AIM OF THE TASK:
In the records below, pick out all lines containing the word "desc".

INPUT RECORDS:
════════

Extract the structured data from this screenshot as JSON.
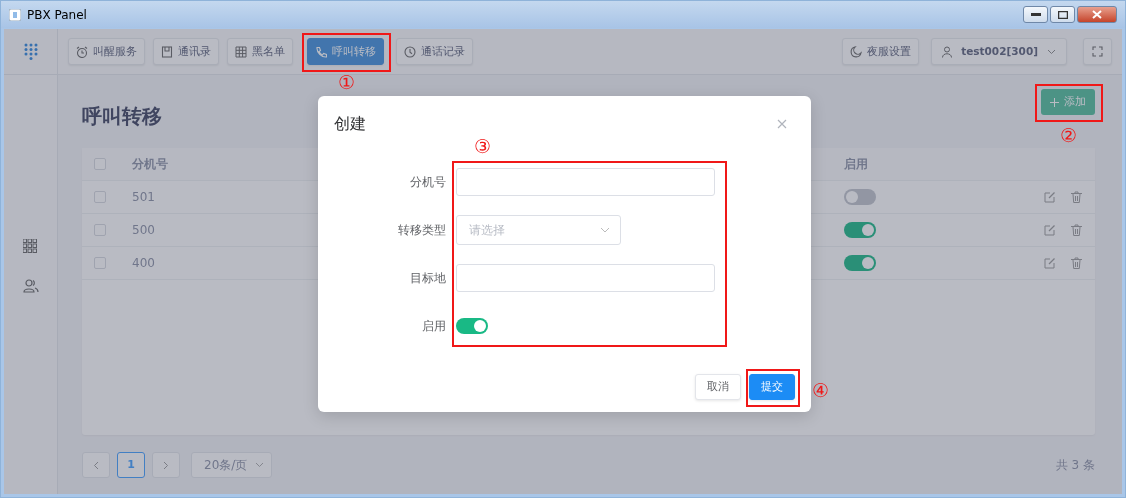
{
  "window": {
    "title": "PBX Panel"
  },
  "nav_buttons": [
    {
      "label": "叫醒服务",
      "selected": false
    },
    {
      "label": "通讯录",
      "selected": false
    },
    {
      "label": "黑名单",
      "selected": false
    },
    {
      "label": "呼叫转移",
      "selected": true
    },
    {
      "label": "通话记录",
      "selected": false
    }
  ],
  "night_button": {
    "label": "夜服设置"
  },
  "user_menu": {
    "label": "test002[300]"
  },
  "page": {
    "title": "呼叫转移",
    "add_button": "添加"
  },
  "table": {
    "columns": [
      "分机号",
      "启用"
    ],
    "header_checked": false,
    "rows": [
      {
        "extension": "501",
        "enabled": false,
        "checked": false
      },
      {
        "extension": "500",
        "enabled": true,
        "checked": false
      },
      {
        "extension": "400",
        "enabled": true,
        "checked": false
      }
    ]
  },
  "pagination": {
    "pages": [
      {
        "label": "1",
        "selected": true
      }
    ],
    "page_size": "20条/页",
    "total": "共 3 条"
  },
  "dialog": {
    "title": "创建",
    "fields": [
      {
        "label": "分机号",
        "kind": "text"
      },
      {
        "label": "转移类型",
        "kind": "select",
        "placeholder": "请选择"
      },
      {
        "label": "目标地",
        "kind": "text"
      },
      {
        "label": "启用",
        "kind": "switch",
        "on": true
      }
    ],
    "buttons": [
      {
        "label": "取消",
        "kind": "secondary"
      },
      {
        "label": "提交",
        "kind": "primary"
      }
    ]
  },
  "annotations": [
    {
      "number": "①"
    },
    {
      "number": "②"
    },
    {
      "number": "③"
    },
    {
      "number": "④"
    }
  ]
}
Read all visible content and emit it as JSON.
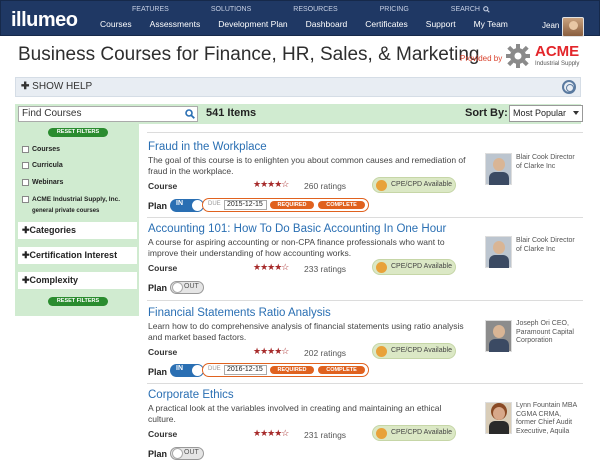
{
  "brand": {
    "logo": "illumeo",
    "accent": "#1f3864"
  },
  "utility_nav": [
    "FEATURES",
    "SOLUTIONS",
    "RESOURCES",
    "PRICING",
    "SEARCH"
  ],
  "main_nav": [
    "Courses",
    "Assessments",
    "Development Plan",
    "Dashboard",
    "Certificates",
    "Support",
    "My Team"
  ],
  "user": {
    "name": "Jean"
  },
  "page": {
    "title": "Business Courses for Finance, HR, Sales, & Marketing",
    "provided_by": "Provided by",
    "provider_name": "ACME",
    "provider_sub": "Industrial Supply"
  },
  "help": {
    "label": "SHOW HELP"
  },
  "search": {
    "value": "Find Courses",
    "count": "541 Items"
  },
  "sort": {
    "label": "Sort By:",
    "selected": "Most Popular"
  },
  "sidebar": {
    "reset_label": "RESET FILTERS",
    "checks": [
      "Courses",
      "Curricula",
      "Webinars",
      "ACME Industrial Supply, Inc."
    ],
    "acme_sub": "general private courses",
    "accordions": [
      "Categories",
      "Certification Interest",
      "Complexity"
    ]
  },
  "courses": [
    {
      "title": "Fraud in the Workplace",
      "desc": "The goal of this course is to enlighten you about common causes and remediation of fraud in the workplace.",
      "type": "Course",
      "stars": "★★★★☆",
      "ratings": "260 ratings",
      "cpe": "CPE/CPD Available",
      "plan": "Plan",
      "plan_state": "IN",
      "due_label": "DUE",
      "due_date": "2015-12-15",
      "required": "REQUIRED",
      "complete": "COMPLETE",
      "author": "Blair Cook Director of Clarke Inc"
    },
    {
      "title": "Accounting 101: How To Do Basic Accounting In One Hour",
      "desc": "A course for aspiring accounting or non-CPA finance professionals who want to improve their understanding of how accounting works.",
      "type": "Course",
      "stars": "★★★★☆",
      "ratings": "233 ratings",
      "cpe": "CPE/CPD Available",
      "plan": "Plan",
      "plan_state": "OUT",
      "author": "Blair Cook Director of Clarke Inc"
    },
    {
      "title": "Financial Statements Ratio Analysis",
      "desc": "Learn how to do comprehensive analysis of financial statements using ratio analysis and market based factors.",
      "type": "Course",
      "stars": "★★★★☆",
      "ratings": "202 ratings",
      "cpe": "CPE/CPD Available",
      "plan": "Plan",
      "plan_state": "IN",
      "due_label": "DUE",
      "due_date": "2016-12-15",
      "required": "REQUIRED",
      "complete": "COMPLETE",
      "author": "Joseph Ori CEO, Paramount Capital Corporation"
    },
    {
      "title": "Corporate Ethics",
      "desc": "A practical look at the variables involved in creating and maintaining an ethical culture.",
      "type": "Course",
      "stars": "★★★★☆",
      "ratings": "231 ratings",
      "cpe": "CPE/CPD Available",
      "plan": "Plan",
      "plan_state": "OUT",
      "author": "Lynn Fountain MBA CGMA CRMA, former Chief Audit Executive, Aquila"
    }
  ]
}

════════

RESPONSE TO THE TASK:
      "desc": "The goal of this course is to enlighten you about common causes and remediation of fraud in the workplace.",
      "desc": "A course for aspiring accounting or non-CPA finance professionals who want to improve their understanding of how accounting works.",
      "desc": "Learn how to do comprehensive analysis of financial statements using ratio analysis and market based factors.",
      "desc": "A practical look at the variables involved in creating and maintaining an ethical culture.",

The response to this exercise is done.